[Data records for software interfaces]

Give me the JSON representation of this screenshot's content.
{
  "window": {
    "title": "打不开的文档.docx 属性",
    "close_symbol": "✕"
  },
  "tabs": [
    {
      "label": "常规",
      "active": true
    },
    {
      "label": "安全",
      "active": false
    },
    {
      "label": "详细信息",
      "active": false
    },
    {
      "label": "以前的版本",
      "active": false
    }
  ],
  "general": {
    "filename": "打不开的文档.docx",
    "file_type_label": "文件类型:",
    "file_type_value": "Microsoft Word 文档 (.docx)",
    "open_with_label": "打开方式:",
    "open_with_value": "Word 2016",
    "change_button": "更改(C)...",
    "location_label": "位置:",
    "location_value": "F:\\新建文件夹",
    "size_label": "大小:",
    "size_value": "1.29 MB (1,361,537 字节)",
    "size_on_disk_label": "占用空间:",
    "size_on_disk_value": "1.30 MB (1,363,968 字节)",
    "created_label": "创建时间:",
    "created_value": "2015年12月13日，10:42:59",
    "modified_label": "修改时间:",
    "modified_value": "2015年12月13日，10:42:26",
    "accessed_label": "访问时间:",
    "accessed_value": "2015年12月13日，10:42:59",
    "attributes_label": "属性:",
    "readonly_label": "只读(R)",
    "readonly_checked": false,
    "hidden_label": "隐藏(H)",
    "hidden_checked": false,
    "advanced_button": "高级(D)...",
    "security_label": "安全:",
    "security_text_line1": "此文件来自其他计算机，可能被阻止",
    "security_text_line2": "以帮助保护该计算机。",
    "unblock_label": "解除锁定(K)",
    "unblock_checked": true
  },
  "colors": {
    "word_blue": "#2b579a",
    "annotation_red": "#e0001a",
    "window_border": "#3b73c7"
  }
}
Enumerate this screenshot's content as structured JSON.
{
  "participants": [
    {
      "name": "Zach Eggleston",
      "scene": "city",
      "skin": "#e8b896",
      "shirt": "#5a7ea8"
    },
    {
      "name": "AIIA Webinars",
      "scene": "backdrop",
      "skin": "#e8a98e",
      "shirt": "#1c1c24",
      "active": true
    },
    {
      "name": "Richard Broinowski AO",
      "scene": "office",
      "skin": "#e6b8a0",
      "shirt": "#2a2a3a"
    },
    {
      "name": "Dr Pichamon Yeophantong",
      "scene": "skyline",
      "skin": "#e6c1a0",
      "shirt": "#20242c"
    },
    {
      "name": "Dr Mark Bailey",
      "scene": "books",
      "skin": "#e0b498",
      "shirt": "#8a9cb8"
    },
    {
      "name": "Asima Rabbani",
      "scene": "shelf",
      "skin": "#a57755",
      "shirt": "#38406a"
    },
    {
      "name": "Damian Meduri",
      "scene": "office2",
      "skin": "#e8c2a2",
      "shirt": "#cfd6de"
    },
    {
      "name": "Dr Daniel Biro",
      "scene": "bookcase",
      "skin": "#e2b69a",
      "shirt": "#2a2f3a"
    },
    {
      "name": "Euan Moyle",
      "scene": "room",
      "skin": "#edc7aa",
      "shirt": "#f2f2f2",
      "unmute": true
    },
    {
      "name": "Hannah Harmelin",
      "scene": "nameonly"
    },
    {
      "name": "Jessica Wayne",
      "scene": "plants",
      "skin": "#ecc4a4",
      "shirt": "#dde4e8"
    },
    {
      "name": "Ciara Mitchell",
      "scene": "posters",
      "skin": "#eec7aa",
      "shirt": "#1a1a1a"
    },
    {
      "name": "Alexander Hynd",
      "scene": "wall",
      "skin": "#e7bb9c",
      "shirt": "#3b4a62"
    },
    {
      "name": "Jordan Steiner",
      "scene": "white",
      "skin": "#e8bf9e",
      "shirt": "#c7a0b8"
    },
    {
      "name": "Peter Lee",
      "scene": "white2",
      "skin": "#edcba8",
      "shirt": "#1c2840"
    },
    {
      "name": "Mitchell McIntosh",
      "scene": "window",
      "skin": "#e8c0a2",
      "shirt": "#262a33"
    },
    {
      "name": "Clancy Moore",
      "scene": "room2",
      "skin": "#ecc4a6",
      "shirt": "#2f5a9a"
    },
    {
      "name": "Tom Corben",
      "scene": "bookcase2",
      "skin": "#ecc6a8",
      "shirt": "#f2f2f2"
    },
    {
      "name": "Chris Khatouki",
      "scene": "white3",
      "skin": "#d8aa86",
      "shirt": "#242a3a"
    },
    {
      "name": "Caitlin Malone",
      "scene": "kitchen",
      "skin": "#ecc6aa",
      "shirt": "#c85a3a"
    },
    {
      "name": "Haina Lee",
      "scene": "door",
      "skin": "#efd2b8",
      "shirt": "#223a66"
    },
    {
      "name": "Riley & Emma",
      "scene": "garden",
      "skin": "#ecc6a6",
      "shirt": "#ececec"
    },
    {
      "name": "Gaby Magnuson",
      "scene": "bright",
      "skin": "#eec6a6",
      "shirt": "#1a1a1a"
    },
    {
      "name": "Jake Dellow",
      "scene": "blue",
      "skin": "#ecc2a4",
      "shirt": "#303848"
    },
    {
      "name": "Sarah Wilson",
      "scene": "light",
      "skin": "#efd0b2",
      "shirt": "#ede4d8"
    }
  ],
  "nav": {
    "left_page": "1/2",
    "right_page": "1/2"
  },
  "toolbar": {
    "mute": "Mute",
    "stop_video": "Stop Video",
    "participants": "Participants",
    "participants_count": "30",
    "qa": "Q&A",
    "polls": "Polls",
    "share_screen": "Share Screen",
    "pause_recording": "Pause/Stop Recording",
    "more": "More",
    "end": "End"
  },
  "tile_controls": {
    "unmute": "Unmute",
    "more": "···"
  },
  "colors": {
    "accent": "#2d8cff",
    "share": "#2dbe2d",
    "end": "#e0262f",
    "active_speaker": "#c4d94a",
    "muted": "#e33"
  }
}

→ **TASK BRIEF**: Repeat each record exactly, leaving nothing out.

→ **TASK SOLUTION**:
Give me the JSON representation of this screenshot's content.
{
  "window": {
    "title": "打不开的文档.docx 属性",
    "close_symbol": "✕"
  },
  "tabs": [
    {
      "label": "常规",
      "active": true
    },
    {
      "label": "安全",
      "active": false
    },
    {
      "label": "详细信息",
      "active": false
    },
    {
      "label": "以前的版本",
      "active": false
    }
  ],
  "general": {
    "filename": "打不开的文档.docx",
    "file_type_label": "文件类型:",
    "file_type_value": "Microsoft Word 文档 (.docx)",
    "open_with_label": "打开方式:",
    "open_with_value": "Word 2016",
    "change_button": "更改(C)...",
    "location_label": "位置:",
    "location_value": "F:\\新建文件夹",
    "size_label": "大小:",
    "size_value": "1.29 MB (1,361,537 字节)",
    "size_on_disk_label": "占用空间:",
    "size_on_disk_value": "1.30 MB (1,363,968 字节)",
    "created_label": "创建时间:",
    "created_value": "2015年12月13日，10:42:59",
    "modified_label": "修改时间:",
    "modified_value": "2015年12月13日，10:42:26",
    "accessed_label": "访问时间:",
    "accessed_value": "2015年12月13日，10:42:59",
    "attributes_label": "属性:",
    "readonly_label": "只读(R)",
    "readonly_checked": false,
    "hidden_label": "隐藏(H)",
    "hidden_checked": false,
    "advanced_button": "高级(D)...",
    "security_label": "安全:",
    "security_text_line1": "此文件来自其他计算机，可能被阻止",
    "security_text_line2": "以帮助保护该计算机。",
    "unblock_label": "解除锁定(K)",
    "unblock_checked": true
  },
  "colors": {
    "word_blue": "#2b579a",
    "annotation_red": "#e0001a",
    "window_border": "#3b73c7"
  }
}
Enumerate this screenshot's content as structured JSON.
{
  "participants": [
    {
      "name": "Zach Eggleston",
      "scene": "city",
      "skin": "#e8b896",
      "shirt": "#5a7ea8"
    },
    {
      "name": "AIIA Webinars",
      "scene": "backdrop",
      "skin": "#e8a98e",
      "shirt": "#1c1c24",
      "active": true
    },
    {
      "name": "Richard Broinowski AO",
      "scene": "office",
      "skin": "#e6b8a0",
      "shirt": "#2a2a3a"
    },
    {
      "name": "Dr Pichamon Yeophantong",
      "scene": "skyline",
      "skin": "#e6c1a0",
      "shirt": "#20242c"
    },
    {
      "name": "Dr Mark Bailey",
      "scene": "books",
      "skin": "#e0b498",
      "shirt": "#8a9cb8"
    },
    {
      "name": "Asima Rabbani",
      "scene": "shelf",
      "skin": "#a57755",
      "shirt": "#38406a"
    },
    {
      "name": "Damian Meduri",
      "scene": "office2",
      "skin": "#e8c2a2",
      "shirt": "#cfd6de"
    },
    {
      "name": "Dr Daniel Biro",
      "scene": "bookcase",
      "skin": "#e2b69a",
      "shirt": "#2a2f3a"
    },
    {
      "name": "Euan Moyle",
      "scene": "room",
      "skin": "#edc7aa",
      "shirt": "#f2f2f2",
      "unmute": true
    },
    {
      "name": "Hannah Harmelin",
      "scene": "nameonly"
    },
    {
      "name": "Jessica Wayne",
      "scene": "plants",
      "skin": "#ecc4a4",
      "shirt": "#dde4e8"
    },
    {
      "name": "Ciara Mitchell",
      "scene": "posters",
      "skin": "#eec7aa",
      "shirt": "#1a1a1a"
    },
    {
      "name": "Alexander Hynd",
      "scene": "wall",
      "skin": "#e7bb9c",
      "shirt": "#3b4a62"
    },
    {
      "name": "Jordan Steiner",
      "scene": "white",
      "skin": "#e8bf9e",
      "shirt": "#c7a0b8"
    },
    {
      "name": "Peter Lee",
      "scene": "white2",
      "skin": "#edcba8",
      "shirt": "#1c2840"
    },
    {
      "name": "Mitchell McIntosh",
      "scene": "window",
      "skin": "#e8c0a2",
      "shirt": "#262a33"
    },
    {
      "name": "Clancy Moore",
      "scene": "room2",
      "skin": "#ecc4a6",
      "shirt": "#2f5a9a"
    },
    {
      "name": "Tom Corben",
      "scene": "bookcase2",
      "skin": "#ecc6a8",
      "shirt": "#f2f2f2"
    },
    {
      "name": "Chris Khatouki",
      "scene": "white3",
      "skin": "#d8aa86",
      "shirt": "#242a3a"
    },
    {
      "name": "Caitlin Malone",
      "scene": "kitchen",
      "skin": "#ecc6aa",
      "shirt": "#c85a3a"
    },
    {
      "name": "Haina Lee",
      "scene": "door",
      "skin": "#efd2b8",
      "shirt": "#223a66"
    },
    {
      "name": "Riley & Emma",
      "scene": "garden",
      "skin": "#ecc6a6",
      "shirt": "#ececec"
    },
    {
      "name": "Gaby Magnuson",
      "scene": "bright",
      "skin": "#eec6a6",
      "shirt": "#1a1a1a"
    },
    {
      "name": "Jake Dellow",
      "scene": "blue",
      "skin": "#ecc2a4",
      "shirt": "#303848"
    },
    {
      "name": "Sarah Wilson",
      "scene": "light",
      "skin": "#efd0b2",
      "shirt": "#ede4d8"
    }
  ],
  "nav": {
    "left_page": "1/2",
    "right_page": "1/2"
  },
  "toolbar": {
    "mute": "Mute",
    "stop_video": "Stop Video",
    "participants": "Participants",
    "participants_count": "30",
    "qa": "Q&A",
    "polls": "Polls",
    "share_screen": "Share Screen",
    "pause_recording": "Pause/Stop Recording",
    "more": "More",
    "end": "End"
  },
  "tile_controls": {
    "unmute": "Unmute",
    "more": "···"
  },
  "colors": {
    "accent": "#2d8cff",
    "share": "#2dbe2d",
    "end": "#e0262f",
    "active_speaker": "#c4d94a",
    "muted": "#e33"
  }
}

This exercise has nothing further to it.